» ASSIGNMENT
Go over the data and copy out each line with "Desktop" in it.

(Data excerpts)
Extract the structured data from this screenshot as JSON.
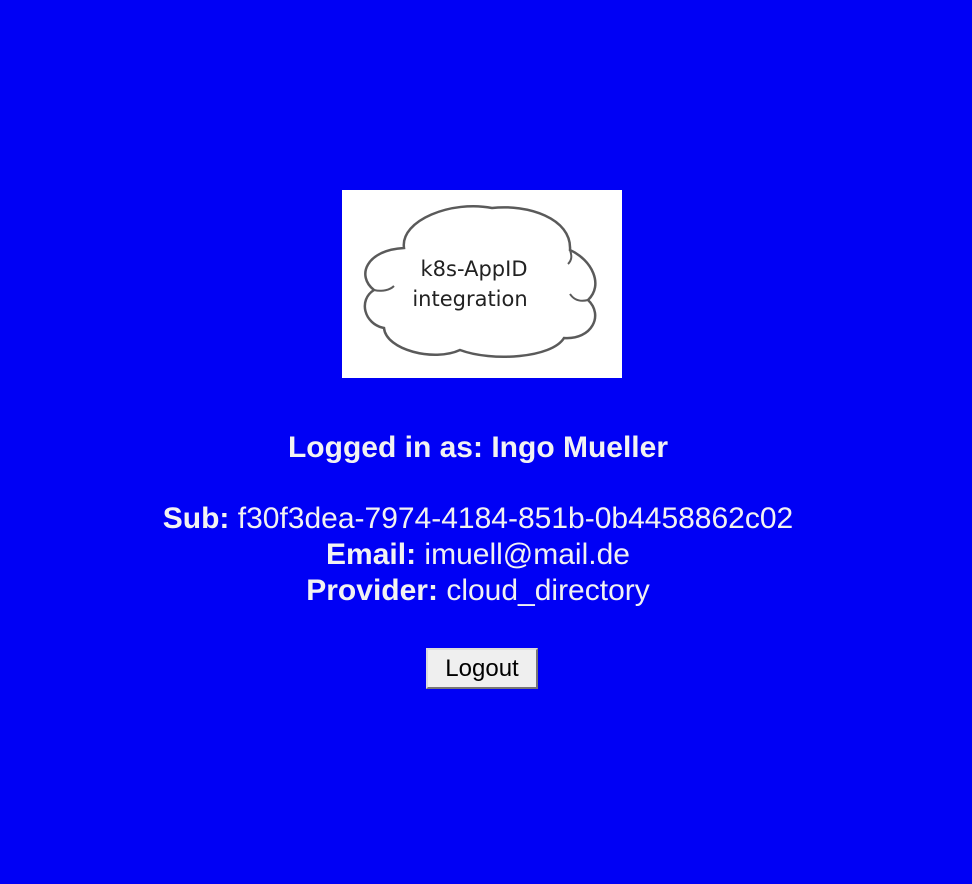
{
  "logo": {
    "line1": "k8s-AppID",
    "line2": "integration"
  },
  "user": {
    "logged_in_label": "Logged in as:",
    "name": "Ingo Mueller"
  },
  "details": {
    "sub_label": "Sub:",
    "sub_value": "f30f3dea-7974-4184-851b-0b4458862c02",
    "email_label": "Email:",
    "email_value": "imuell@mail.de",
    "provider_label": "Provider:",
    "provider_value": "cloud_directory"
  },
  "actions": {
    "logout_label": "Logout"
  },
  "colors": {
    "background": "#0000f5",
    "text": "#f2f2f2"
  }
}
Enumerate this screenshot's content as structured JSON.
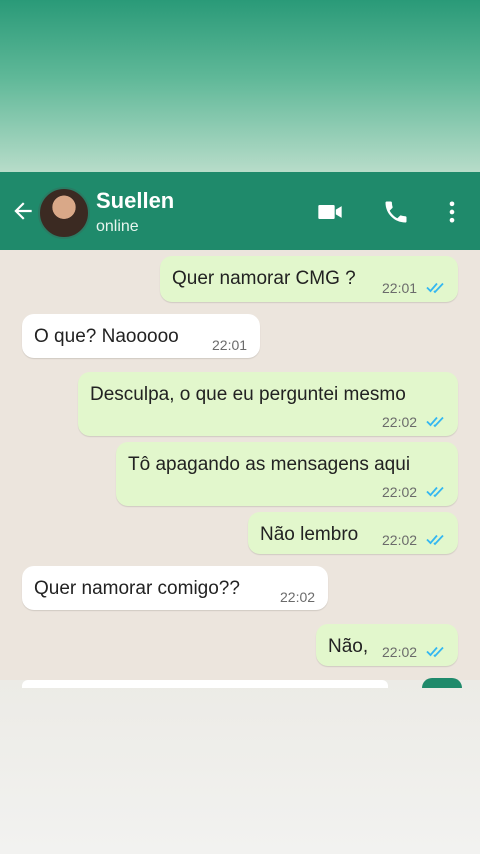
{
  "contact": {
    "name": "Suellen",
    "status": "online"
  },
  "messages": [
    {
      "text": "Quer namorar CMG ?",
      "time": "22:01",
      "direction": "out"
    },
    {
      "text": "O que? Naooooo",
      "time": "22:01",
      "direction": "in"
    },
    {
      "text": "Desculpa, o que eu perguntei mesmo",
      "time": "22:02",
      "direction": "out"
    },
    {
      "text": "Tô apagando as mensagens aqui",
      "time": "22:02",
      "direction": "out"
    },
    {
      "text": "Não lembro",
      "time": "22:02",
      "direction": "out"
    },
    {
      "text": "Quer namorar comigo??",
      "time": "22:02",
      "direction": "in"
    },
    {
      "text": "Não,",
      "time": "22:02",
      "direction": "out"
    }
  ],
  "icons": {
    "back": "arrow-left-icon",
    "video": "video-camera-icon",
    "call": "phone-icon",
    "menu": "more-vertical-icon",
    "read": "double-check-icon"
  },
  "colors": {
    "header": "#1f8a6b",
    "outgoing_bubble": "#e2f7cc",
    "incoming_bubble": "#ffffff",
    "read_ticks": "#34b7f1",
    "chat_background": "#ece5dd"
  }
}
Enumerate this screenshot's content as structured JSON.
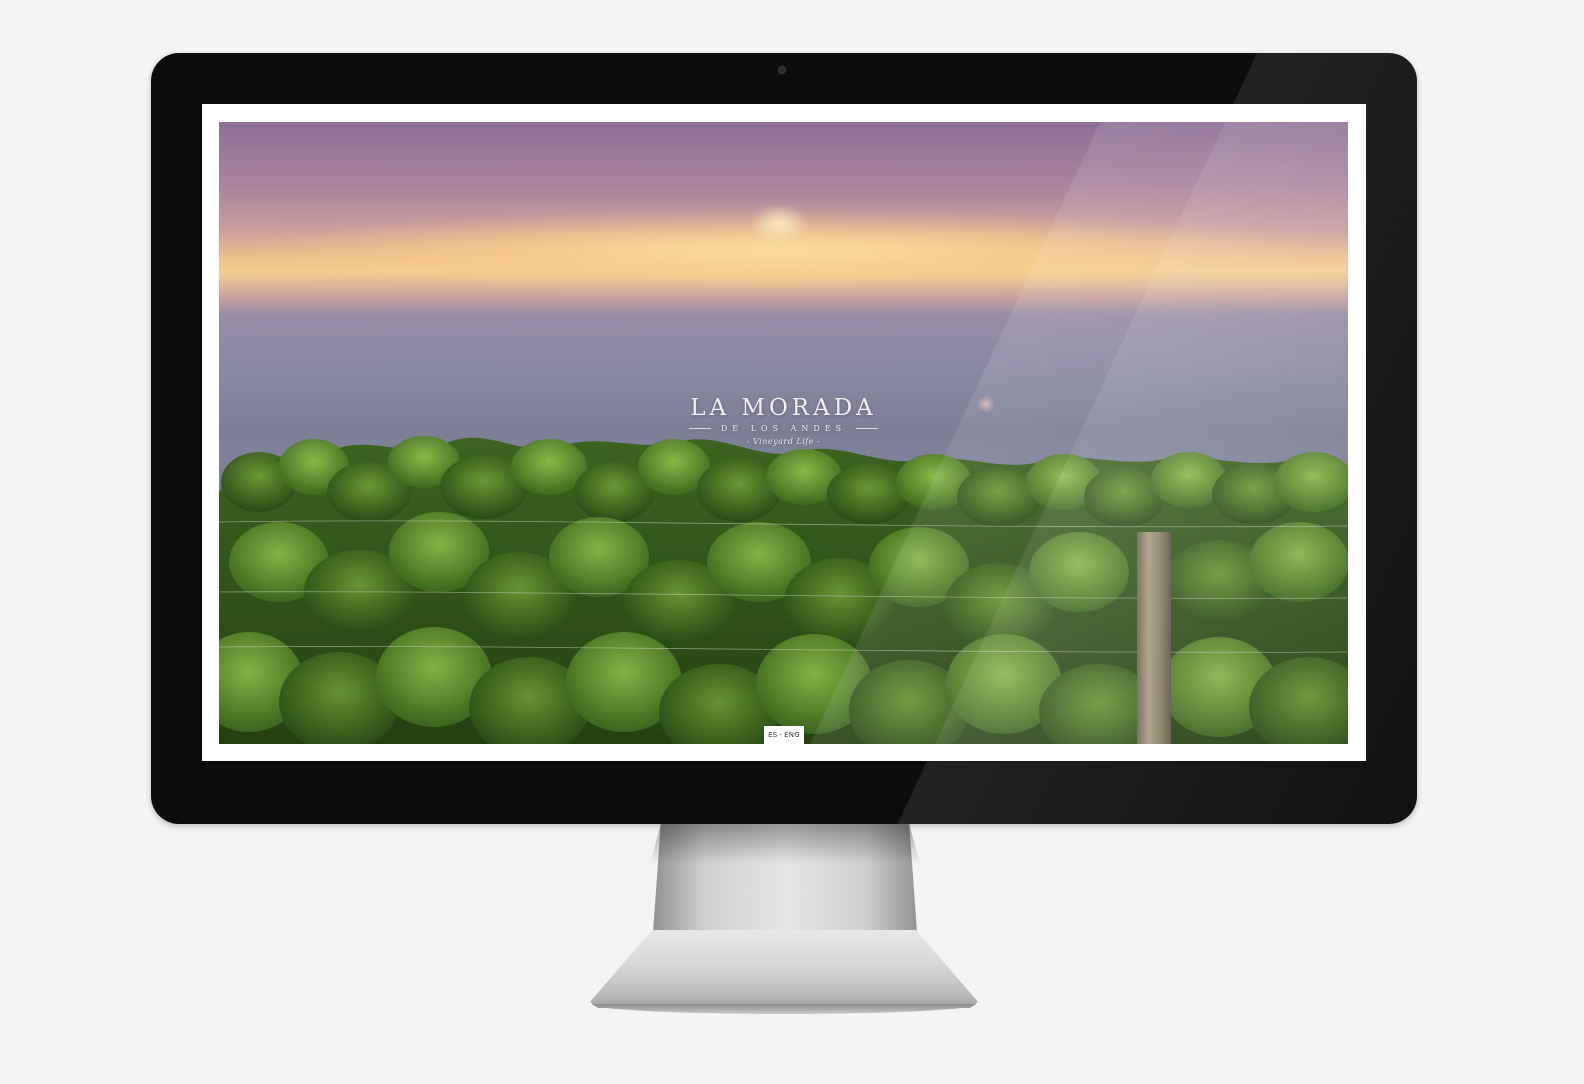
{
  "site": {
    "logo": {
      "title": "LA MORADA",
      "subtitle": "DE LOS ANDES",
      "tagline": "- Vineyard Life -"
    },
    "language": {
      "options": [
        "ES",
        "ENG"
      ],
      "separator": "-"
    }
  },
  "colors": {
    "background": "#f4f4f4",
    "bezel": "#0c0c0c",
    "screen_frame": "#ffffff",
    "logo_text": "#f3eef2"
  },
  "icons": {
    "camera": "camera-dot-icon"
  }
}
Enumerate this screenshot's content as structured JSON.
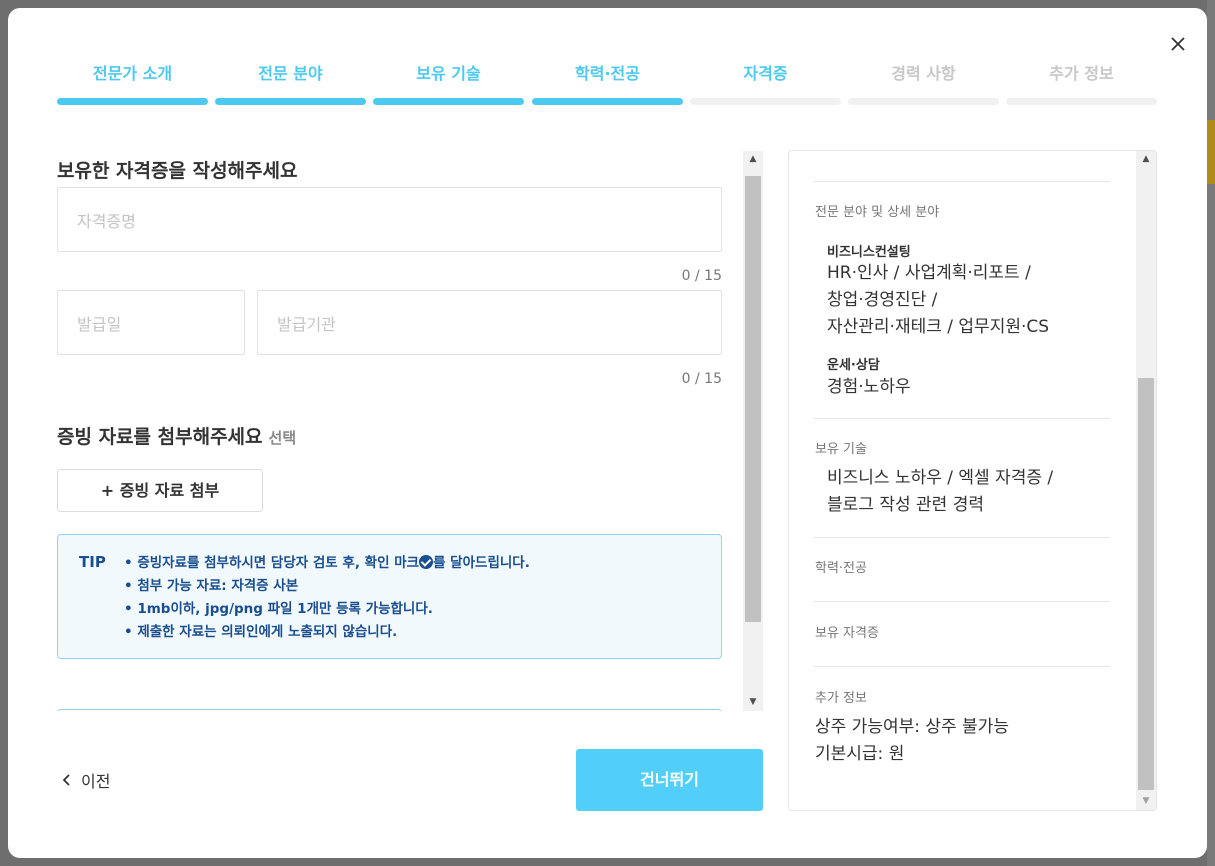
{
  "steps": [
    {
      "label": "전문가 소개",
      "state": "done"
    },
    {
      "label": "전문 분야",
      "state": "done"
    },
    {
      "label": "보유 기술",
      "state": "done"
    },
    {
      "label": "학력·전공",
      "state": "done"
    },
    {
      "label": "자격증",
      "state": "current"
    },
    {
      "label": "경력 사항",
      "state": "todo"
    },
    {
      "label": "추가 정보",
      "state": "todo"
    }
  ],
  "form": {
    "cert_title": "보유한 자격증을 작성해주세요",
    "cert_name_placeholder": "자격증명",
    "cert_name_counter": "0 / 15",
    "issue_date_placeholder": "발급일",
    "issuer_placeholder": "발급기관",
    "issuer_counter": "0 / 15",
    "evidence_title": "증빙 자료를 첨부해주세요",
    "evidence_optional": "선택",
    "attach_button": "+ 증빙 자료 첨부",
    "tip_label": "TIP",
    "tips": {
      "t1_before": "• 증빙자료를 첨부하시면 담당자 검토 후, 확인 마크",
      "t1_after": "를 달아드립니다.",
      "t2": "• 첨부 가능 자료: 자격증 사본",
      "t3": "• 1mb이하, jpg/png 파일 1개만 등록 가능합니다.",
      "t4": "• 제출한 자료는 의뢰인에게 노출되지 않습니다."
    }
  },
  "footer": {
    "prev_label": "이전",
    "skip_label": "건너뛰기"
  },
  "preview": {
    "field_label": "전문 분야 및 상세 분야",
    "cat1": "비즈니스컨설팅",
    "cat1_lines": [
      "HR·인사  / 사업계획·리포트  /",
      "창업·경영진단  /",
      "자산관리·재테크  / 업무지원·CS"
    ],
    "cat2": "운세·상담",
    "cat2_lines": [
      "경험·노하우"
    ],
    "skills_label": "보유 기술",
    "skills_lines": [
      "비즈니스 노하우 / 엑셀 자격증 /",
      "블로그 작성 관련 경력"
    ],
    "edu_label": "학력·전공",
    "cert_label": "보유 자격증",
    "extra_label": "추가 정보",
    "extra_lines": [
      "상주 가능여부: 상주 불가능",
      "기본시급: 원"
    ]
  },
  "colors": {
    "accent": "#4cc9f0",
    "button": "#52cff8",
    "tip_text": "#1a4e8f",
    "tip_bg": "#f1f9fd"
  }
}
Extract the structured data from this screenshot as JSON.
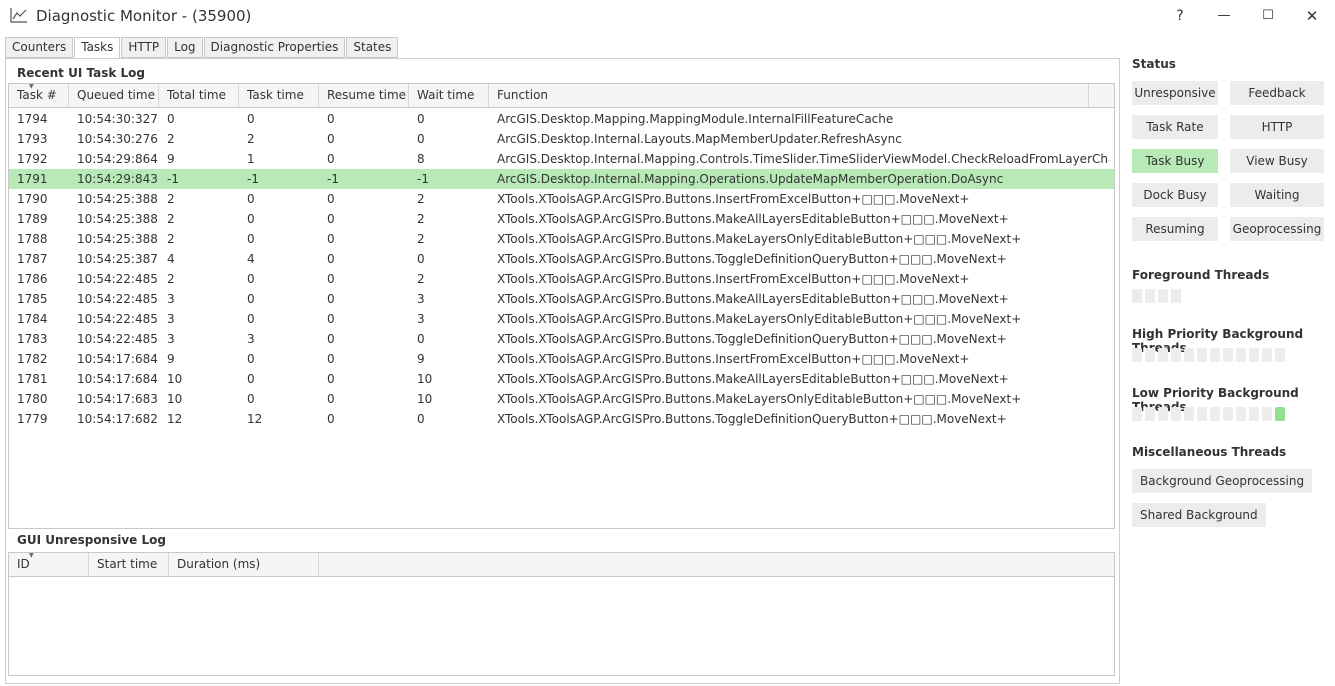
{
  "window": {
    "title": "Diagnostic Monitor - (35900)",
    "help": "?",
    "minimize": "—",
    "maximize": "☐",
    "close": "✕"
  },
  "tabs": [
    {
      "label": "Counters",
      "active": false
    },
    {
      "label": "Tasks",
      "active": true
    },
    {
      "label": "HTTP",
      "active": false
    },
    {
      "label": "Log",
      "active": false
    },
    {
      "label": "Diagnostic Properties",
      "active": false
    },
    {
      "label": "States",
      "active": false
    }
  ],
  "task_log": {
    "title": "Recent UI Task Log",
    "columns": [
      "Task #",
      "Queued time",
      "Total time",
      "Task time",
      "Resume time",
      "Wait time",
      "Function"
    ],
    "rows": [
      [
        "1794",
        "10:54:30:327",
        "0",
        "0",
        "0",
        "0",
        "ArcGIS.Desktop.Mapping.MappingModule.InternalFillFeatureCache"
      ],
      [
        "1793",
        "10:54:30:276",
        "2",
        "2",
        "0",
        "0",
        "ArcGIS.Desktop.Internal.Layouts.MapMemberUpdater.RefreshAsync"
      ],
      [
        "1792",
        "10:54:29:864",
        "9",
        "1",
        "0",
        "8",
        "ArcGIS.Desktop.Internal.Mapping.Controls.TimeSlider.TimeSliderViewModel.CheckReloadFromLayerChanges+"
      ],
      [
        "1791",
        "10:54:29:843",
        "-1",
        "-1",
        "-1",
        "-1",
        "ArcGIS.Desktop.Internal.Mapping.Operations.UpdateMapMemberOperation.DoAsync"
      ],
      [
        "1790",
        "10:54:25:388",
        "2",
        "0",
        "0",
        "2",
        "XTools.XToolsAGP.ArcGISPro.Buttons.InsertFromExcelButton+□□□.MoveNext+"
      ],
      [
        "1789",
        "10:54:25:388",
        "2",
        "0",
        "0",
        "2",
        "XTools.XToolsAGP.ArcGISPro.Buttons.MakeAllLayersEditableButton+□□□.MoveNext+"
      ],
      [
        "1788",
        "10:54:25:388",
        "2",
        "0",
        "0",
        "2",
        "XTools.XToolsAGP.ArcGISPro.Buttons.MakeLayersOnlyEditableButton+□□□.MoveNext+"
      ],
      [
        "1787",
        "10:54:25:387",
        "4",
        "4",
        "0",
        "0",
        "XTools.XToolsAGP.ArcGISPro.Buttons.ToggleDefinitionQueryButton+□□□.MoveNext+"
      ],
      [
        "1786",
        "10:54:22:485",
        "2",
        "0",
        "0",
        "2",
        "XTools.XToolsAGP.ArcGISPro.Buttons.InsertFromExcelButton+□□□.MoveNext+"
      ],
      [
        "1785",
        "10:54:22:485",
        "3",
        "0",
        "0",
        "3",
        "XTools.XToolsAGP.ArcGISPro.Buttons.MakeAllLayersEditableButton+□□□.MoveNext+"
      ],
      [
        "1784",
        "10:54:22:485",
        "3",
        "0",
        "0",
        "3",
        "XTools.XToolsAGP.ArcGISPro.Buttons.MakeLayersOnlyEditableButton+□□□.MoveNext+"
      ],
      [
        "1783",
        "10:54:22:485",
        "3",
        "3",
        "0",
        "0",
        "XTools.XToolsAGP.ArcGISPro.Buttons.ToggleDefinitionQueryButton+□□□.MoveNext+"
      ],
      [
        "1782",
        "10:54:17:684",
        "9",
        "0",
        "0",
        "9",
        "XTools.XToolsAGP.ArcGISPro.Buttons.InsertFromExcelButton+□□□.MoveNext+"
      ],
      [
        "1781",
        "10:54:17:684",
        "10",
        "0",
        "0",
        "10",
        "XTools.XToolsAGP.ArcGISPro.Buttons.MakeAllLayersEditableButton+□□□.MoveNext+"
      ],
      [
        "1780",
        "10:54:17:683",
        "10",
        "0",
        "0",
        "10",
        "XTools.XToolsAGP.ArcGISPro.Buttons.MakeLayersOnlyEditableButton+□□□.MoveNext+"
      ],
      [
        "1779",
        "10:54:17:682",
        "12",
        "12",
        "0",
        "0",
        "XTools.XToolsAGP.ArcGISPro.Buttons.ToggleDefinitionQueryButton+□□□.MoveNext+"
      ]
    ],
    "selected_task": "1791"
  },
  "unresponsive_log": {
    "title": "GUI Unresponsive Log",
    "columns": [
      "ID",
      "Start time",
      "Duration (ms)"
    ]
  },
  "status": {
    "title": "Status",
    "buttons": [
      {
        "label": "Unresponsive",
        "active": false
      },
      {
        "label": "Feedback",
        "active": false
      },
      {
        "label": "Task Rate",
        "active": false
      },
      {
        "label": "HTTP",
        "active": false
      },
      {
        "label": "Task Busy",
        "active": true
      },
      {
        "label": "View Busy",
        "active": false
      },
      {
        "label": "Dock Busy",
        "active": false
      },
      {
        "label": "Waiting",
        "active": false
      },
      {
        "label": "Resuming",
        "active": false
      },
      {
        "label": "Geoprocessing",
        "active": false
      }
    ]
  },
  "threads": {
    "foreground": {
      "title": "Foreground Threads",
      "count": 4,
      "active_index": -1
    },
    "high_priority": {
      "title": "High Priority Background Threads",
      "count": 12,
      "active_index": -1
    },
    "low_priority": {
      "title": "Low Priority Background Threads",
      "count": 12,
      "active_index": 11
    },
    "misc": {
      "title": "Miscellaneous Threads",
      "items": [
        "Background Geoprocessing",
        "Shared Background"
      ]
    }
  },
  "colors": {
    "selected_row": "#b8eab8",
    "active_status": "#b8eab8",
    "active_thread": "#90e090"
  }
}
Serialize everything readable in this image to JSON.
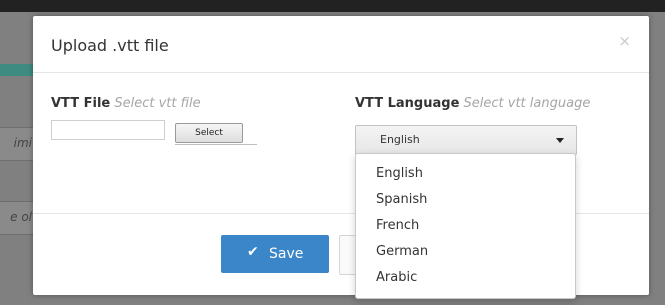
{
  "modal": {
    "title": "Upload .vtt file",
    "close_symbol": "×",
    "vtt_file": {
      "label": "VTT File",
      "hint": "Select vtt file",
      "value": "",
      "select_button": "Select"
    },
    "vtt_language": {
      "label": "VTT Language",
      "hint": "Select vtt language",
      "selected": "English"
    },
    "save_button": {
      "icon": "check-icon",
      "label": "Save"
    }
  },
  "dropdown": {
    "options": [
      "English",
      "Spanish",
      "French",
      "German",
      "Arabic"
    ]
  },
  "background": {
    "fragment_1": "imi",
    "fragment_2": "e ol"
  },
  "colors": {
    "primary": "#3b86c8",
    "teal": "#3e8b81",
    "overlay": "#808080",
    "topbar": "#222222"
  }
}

» SOLUTION TO THIS EXERCISE
        "ArcGIS.Desktop.Mapping.MappingModule.InternalFillFeatureCache"
        "ArcGIS.Desktop.Internal.Layouts.MapMemberUpdater.RefreshAsync"
        "ArcGIS.Desktop.Internal.Mapping.Controls.TimeSlider.TimeSliderViewModel.CheckReloadFromLayerChanges+"
        "ArcGIS.Desktop.Internal.Mapping.Operations.UpdateMapMemberOperation.DoAsync"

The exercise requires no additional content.